“Consider the fearful danger you are in; it is a great furnace of wrath, a wide and bottomless pit, full of the fire of wrath, that you are held over in the hand of that God, whose wrath is provoked and incensed as much against you, as against many of the damned in Hell. You hang by a slender thread, with the flames of divine wrath flashing about it, and ready every moment to singe it, and burn it asunder; and you have no interest in any mediator, and nothing to lay hold of to save yourself, nothing to keep off the flames of wrath, nothing of your own, nothing that you ever have done, nothing that you can do, to induce God to spare you…. The sovereign pleasure of God, for the present, stays his rough wind; otherwise it would come like a whirlwind, and you would be like the chaff of the summer threshing floor.”
1. Explain the mood of this passage. The mood is Somber and Serious.
2. Using specific examples, give one example of a metaphor, one example of a simile, and one example of an allusion that Edwards uses in this passage from the sermon to elicit this particular mood.

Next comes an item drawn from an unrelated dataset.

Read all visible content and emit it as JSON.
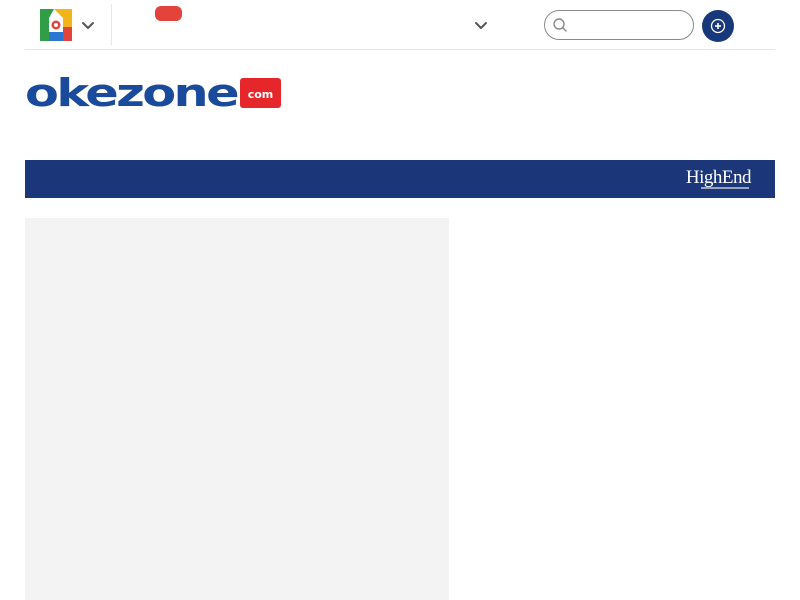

A Great furance of warth like a whirlwind the summer threshing floor
3. What specific words (minimum of three) does he choose to make his tone clear? Danger, Wrath, Damned in hell
4. What images (pictures in the listeners’ mind) does Edwards use in the passage to make his tone clear? What effect do those images have on establishing the tone of the piece? God’s “Rough Wind”- Tone is Serious
5. In the last two paragraphs of the sermon Edwards talks about an “extraordinary opportunity” his congregation has. What is this opportunity? How does his sermon persuade the congregation to take advantage of this opportunity?
Courtney from Study Moose